Element data from apps and pages =>

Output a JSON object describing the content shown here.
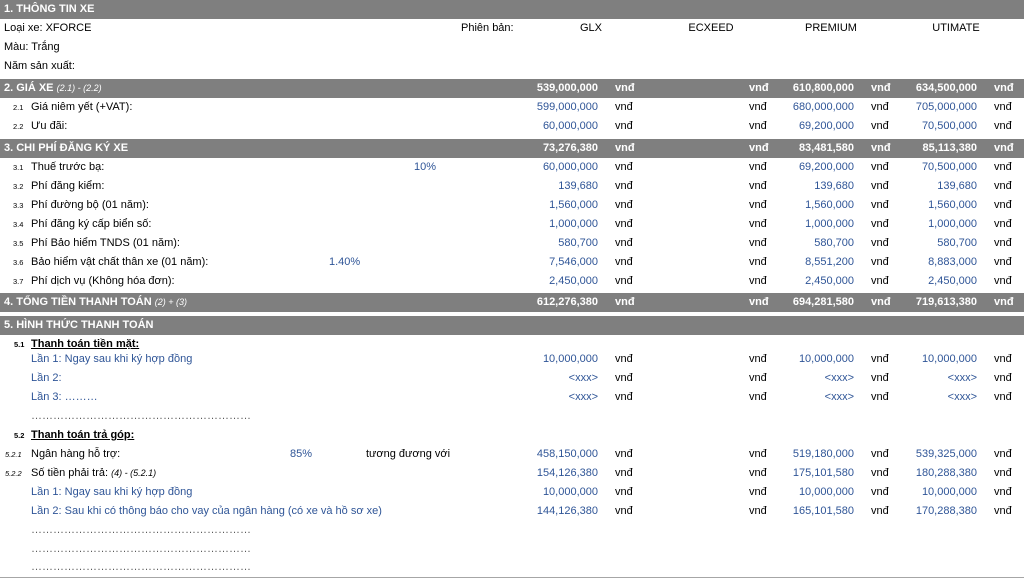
{
  "s1": {
    "title": "1. THÔNG TIN XE",
    "loai_xe": "Loại xe: XFORCE",
    "phien_ban_label": "Phiên bản:",
    "versions": [
      "GLX",
      "ECXEED",
      "PREMIUM",
      "UTIMATE"
    ],
    "mau": "Màu: Trắng",
    "nam_sx": "Năm sản xuất:"
  },
  "unit": "vnđ",
  "s2": {
    "title": "2. GIÁ XE",
    "title_note": "(2.1) - (2.2)",
    "totals": [
      "539,000,000",
      "",
      "610,800,000",
      "634,500,000"
    ],
    "rows": [
      {
        "num": "2.1",
        "label": "Giá niêm yết (+VAT):",
        "values": [
          "599,000,000",
          "",
          "680,000,000",
          "705,000,000"
        ]
      },
      {
        "num": "2.2",
        "label": "Ưu đãi:",
        "values": [
          "60,000,000",
          "",
          "69,200,000",
          "70,500,000"
        ]
      }
    ]
  },
  "s3": {
    "title": "3. CHI PHÍ ĐĂNG KÝ XE",
    "totals": [
      "73,276,380",
      "",
      "83,481,580",
      "85,113,380"
    ],
    "rows": [
      {
        "num": "3.1",
        "label": "Thuế trước bạ:",
        "rate": "10%",
        "values": [
          "60,000,000",
          "",
          "69,200,000",
          "70,500,000"
        ]
      },
      {
        "num": "3.2",
        "label": "Phí đăng kiểm:",
        "rate": "",
        "values": [
          "139,680",
          "",
          "139,680",
          "139,680"
        ]
      },
      {
        "num": "3.3",
        "label": "Phí đường bộ (01 năm):",
        "rate": "",
        "values": [
          "1,560,000",
          "",
          "1,560,000",
          "1,560,000"
        ]
      },
      {
        "num": "3.4",
        "label": "Phí đăng ký cấp biển số:",
        "rate": "",
        "values": [
          "1,000,000",
          "",
          "1,000,000",
          "1,000,000"
        ]
      },
      {
        "num": "3.5",
        "label": "Phí Bảo hiểm TNDS (01 năm):",
        "rate": "",
        "values": [
          "580,700",
          "",
          "580,700",
          "580,700"
        ]
      },
      {
        "num": "3.6",
        "label": "Bảo hiểm vật chất thân xe (01 năm):",
        "rate": "1.40%",
        "values": [
          "7,546,000",
          "",
          "8,551,200",
          "8,883,000"
        ]
      },
      {
        "num": "3.7",
        "label": "Phí dịch vụ (Không hóa đơn):",
        "rate": "",
        "values": [
          "2,450,000",
          "",
          "2,450,000",
          "2,450,000"
        ]
      }
    ]
  },
  "s4": {
    "title": "4. TỔNG TIỀN THANH TOÁN",
    "title_note": "(2) + (3)",
    "totals": [
      "612,276,380",
      "",
      "694,281,580",
      "719,613,380"
    ]
  },
  "s5": {
    "title": "5. HÌNH THỨC THANH TOÁN",
    "cash": {
      "num": "5.1",
      "label": "Thanh toán tiền mặt:",
      "rows": [
        {
          "label": "Lần 1: Ngay sau khi ký hợp đồng",
          "values": [
            "10,000,000",
            "",
            "10,000,000",
            "10,000,000"
          ]
        },
        {
          "label": "Lần 2:",
          "values": [
            "<xxx>",
            "",
            "<xxx>",
            "<xxx>"
          ]
        },
        {
          "label": "Lần 3: ………",
          "values": [
            "<xxx>",
            "",
            "<xxx>",
            "<xxx>"
          ]
        }
      ],
      "dots": "……………………………………………………"
    },
    "installment": {
      "num": "5.2",
      "label": "Thanh toán trả góp:",
      "loan": {
        "num": "5.2.1",
        "label": "Ngân hàng hỗ trợ:",
        "rate": "85%",
        "equiv": "tương đương với",
        "values": [
          "458,150,000",
          "",
          "519,180,000",
          "539,325,000"
        ]
      },
      "pay": {
        "num": "5.2.2",
        "label": "Số tiền phải trả:",
        "note": "(4) - (5.2.1)",
        "values": [
          "154,126,380",
          "",
          "175,101,580",
          "180,288,380"
        ]
      },
      "rows": [
        {
          "label": "Lần 1: Ngay sau khi ký hợp đồng",
          "values": [
            "10,000,000",
            "",
            "10,000,000",
            "10,000,000"
          ]
        },
        {
          "label": "Lần 2: Sau khi có thông báo cho vay của ngân hàng (có xe và hồ sơ xe)",
          "values": [
            "144,126,380",
            "",
            "165,101,580",
            "170,288,380"
          ]
        }
      ],
      "dots": [
        "……………………………………………………",
        "……………………………………………………",
        "……………………………………………………"
      ]
    }
  },
  "colors": {
    "header_bg": "#7f7f7f",
    "value_blue": "#2f5597",
    "grid_line": "#a6a6a6"
  }
}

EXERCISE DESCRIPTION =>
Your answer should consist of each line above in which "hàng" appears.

EXERCISE ANSWER =>
        "label": "Ngân hàng hỗ trợ:",
          "label": "Lần 2: Sau khi có thông báo cho vay của ngân hàng (có xe và hồ sơ xe)",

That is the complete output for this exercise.